Although the trial court granted Lee's motion to suppress as to C. M., it did so only with respect to pre-trial identification evidence3 and only because the State had failed to produce C.M. to offer testimony at the hearing. To the extent that C.M. sought to suppress C. M.'s in-court identification, the trial court made no ruling, nor was it required to do so. See Clark v. State, 279 Ga. at 245(4), 611 S.E.2d 38 (“The trial court was not required to hold any pre-trial hearing” on the motion to suppress.); Moore v. State, 215 Ga.App. 626(1), 451 S.E.2d 534 (1994) (“[I]t has repeatedly been held that the trial court is not required to entertain a pre-trial motion to suppress identification testimony.”) (citation and punctuation omitted). As Lee “did not object when [C.M.] identified him in court as the [robber] ․, he has waived the right to object to the in-court identification [ ].” Barber v. State, 236 Ga.App. 294, 297(2), 512 S.E.2d 48 (1999).
C. M.'s pre-trial identification was subject to the motion to suppress. However, the trial court did not find, and Lee does not show, that the evidence of C.M.'s pre-trial identification infringed on Lee's constitutional right to due process. See generally Neil v. Biggers, 409 U.S. 188, 196(III), 93 S.Ct. 375, 34 L.Ed.2d 401 (1972) (considering “the scope of due process protection against the admission of evidence deriving from suggestive identification procedures”). The circumstances leading to C. M.'s identification of Lee are substantially the same as that of R. M., which, as we found supra, were admissible notwithstanding the suggestive nature of the showup. The evidence at trial showed that C.M. had an ample opportunity to view Lee, his level of attentiveness to the persons who invaded his home was high, he identified Lee “instantly” at the showup, he gave a description of Lee to the police that was consistent with R. M.'s, and the length of time between the crime and the confrontation was minimal.

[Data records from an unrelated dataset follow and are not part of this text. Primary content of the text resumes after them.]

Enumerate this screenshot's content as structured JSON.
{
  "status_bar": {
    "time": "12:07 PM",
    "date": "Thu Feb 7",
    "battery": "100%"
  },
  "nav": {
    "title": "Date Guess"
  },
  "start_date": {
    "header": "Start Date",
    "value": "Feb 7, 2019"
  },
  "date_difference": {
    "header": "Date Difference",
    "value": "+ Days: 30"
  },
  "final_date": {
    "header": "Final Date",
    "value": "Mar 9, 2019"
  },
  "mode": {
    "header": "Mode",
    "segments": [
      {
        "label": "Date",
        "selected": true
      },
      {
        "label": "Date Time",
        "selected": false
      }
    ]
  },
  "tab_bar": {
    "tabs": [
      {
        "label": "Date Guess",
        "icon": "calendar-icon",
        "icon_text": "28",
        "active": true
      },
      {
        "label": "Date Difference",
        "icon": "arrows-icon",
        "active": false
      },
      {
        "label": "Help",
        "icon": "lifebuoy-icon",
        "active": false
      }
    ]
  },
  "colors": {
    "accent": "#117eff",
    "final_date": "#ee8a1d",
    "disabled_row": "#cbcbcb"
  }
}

Further, even if we assume, without deciding, that, as in the case of a previously granted motion in limine,4 Lee was not required to object when the State elicited evidence of C. M.'s pre-trial identification, Lee did not simply fail to object. Rather, Lee argued to the jury that the showup identifications were suggestive in opening argument and then cross-examined C.M. at length about the pre-trial identification, establishing details such as that Lee had been in a cage within the police car and handcuffed. “A defendant who brings out the same evidence to which he objects cannot be heard to complain.” (Punctuation and footnote omitted.) Helton v. State, 268 Ga.App. 430, 432(2), 602 S.E.2d 198 (2004). If Lee could complain that the State failed to comply with the order granting the motion to suppress, he cannot show prejudice because the other evidence of his identity was overwhelming. See Snider v. State, 200 Ga.App. 12, 13(1), 406 S.E.2d 542 (1991) (If testimony as to the identification of the defendant at the showup should not have been allowed, any error was harmless in the context of the remaining identification testimony.). Accordingly, Lee shows no grounds for reversal.
Ellington, Presiding Judge.
DILLARD and McFADDEN, JJ., concur.